“Scripts are a problem in Burton movies, with the classic exception of Ed Wood, but the man can’t make a film that is not visually thrilling. With camera ace Philippe Rousselot, Burton creates images of beauty and terror that save Planet from disaster. Call it a letdown, worsened by the forces of shoddy screenwriting. To quote Heston in both films, “Damn them, damn them all.” Rolling Stone
“The script cannibalizes famous lines from the first movie for easy, self-congratulatory laughs […]The resolution of the ape/human conflict is like a bad week on Star Trek, and what follows is even stupider. Because the original had a killer punch line, this one does, too—actually straight from Boulle’s novel, where it had been elaborately set up. Here, it doesn’t make a lick of sense.” Slate
Cast and characters:
Mark Wahlberg … Captain Leo Davidson
Tim Roth … Thade
Helena Bonham Carter … Ari

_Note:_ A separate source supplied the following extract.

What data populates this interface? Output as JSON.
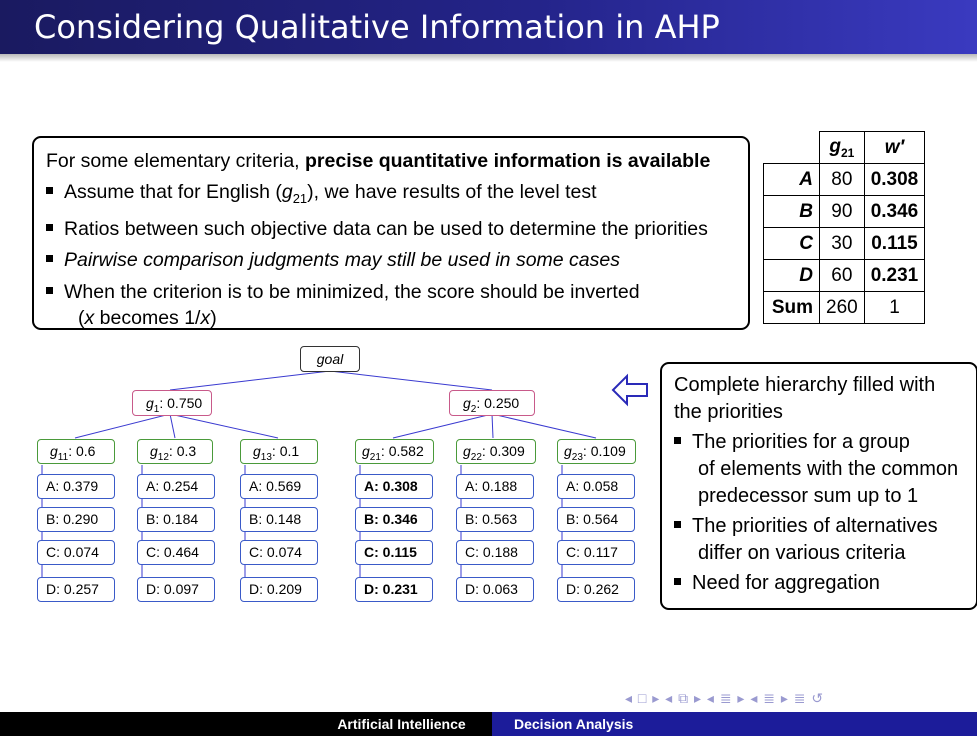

Michael Clarke Duncan … Attar
Paul Giamatti … Limbo
Estella Warren … Daena
Cary-Hiroyuki Tagawa … Krull
David Warner … Senator Sandar
Kris Kristofferson … Karubi
Erick Avari … Tival
Lucas Elliot Eberl … Birn (as Luke Eberl)
Evan Parke … Gunnar (as Evan Dexter Parke)
Glenn Shadix … Senator Nado
Freda Foh Shen … Bon
Chris Ellis … Commander Karl Vasich
Anne Ramsay … Lt. Col. Grace Alexander
Andrea Grano … Major Maria Cooper
Michael Jace … Major Frank Santos
Michael Wiseman … Specialist Hansen
Lisa Marie … Nova
Eileen Weisinger … Leeta
Deep Roy … Gorilla Kid / Thade’s Niece
Chad Bannon … Red Ape Soldier / Man Hunt Ape
Kevin Grevioux … Limbo’s 1st Handler / Ape Commander / 2nd Ape Soldier
Isaac C. Singleton Jr. … Limbo’s 2nd Handler / 1st Ape Soldier
Quincy Taylor … Ape Soldier
John Alexander … Ape Dinner Guest / Old Man Servant / Old Ape #1
Jay Caputo … 1st Ape Teenager / 2nd Ape Soldier
Philip Tan … 2nd Ape Teenager / Gossiping Male Ape
Callie Croughwell … Little Human Girl
Allie Habberstad … Girl Pet
Brett Smrz … Human Kid #1
Howard Berger … Gorilla
Rick Baker … Old Ape #2
Cameron Croughwell … Ape Soccer Kid
Joshua Croughwell … Ape Soccer Kid
Hannah Peitzman … Ape Soccer Kid
Molly Peitzman … Ape Soccer Kid
Jesse Tipton … Ape Soccer Kid
Shane Habberstad … Ape Soccer Kid
Chet Zar … Fruit Vendor
Linda Harrison … Woman in Cart
Audio: DTS | Dolby | SDDS
Aspect ratio: 2.35: 1
Budget and Box office:
Worldwide: $362,211,740 on an estimated budget of $100 million.
Planet of the Apes was released by 20th-Century Fox.